Data records section start

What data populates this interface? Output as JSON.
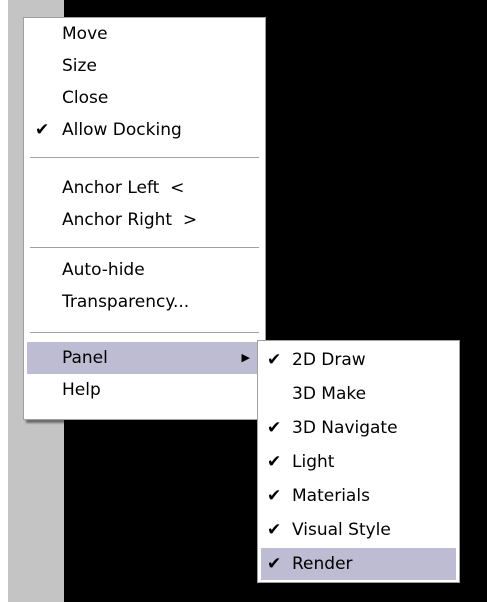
{
  "colors": {
    "menu_background": "#ffffff",
    "highlight": "#bdbcd3",
    "drawing_area": "#000000",
    "palette_strip": "#c4c4c4"
  },
  "context_menu": {
    "items": [
      {
        "label": "Move",
        "checked": false
      },
      {
        "label": "Size",
        "checked": false
      },
      {
        "label": "Close",
        "checked": false
      },
      {
        "label": "Allow Docking",
        "checked": true
      },
      {
        "label": "Anchor Left  <",
        "checked": false
      },
      {
        "label": "Anchor Right  >",
        "checked": false
      },
      {
        "label": "Auto-hide",
        "checked": false
      },
      {
        "label": "Transparency...",
        "checked": false
      },
      {
        "label": "Panel",
        "checked": false,
        "highlighted": true,
        "has_submenu": true
      },
      {
        "label": "Help",
        "checked": false
      }
    ]
  },
  "panel_submenu": {
    "items": [
      {
        "label": "2D Draw",
        "checked": true
      },
      {
        "label": "3D Make",
        "checked": false
      },
      {
        "label": "3D Navigate",
        "checked": true
      },
      {
        "label": "Light",
        "checked": true
      },
      {
        "label": "Materials",
        "checked": true
      },
      {
        "label": "Visual Style",
        "checked": true
      },
      {
        "label": "Render",
        "checked": true,
        "highlighted": true
      }
    ]
  },
  "glyphs": {
    "check": "✔",
    "submenu_arrow": "▶"
  }
}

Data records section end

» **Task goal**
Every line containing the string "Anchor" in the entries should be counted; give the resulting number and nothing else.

» **Your solution**
2